## App and web page records
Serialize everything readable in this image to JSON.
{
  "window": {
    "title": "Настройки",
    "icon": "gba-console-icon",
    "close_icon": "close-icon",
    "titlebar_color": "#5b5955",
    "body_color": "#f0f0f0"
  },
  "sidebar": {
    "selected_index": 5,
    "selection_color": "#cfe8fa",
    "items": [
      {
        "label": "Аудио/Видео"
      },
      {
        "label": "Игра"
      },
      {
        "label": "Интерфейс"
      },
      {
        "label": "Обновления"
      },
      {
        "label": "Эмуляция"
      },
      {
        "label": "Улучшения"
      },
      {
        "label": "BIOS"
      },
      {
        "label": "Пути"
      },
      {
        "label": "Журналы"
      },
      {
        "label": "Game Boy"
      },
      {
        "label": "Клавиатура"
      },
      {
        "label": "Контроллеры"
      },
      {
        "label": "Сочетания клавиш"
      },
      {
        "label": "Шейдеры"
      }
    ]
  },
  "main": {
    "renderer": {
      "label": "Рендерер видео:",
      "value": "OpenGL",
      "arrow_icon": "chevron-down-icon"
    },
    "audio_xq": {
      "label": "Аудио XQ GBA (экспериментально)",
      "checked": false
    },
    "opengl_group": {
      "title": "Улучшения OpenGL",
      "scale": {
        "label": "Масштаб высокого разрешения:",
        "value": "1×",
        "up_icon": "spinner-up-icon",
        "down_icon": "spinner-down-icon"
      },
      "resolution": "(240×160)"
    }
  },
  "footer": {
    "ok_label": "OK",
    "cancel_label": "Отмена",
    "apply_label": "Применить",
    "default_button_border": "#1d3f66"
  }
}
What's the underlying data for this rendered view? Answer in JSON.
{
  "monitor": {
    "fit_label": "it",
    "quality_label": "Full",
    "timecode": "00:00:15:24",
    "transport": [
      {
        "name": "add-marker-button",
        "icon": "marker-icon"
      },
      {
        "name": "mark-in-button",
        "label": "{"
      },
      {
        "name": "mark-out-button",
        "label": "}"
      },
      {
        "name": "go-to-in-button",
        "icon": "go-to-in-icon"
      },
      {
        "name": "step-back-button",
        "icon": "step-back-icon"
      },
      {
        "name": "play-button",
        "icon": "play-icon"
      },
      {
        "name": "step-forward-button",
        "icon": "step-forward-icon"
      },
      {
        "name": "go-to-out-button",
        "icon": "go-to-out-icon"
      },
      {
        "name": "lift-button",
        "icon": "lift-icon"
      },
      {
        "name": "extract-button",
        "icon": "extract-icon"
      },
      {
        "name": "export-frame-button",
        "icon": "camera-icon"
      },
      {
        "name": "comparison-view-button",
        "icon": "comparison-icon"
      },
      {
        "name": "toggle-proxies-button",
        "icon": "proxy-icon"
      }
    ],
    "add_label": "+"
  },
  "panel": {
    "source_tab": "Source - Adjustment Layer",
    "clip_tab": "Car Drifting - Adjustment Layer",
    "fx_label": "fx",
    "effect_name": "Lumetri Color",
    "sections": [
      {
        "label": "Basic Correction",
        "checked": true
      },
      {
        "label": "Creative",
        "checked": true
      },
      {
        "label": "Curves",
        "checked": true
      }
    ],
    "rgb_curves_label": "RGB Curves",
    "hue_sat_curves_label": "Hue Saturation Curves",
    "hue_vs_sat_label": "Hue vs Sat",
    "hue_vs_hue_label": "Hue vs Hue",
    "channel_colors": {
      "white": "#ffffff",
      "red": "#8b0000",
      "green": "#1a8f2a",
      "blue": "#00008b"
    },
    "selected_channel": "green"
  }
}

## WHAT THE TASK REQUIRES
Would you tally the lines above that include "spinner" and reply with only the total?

## SOLUTION BELOW
2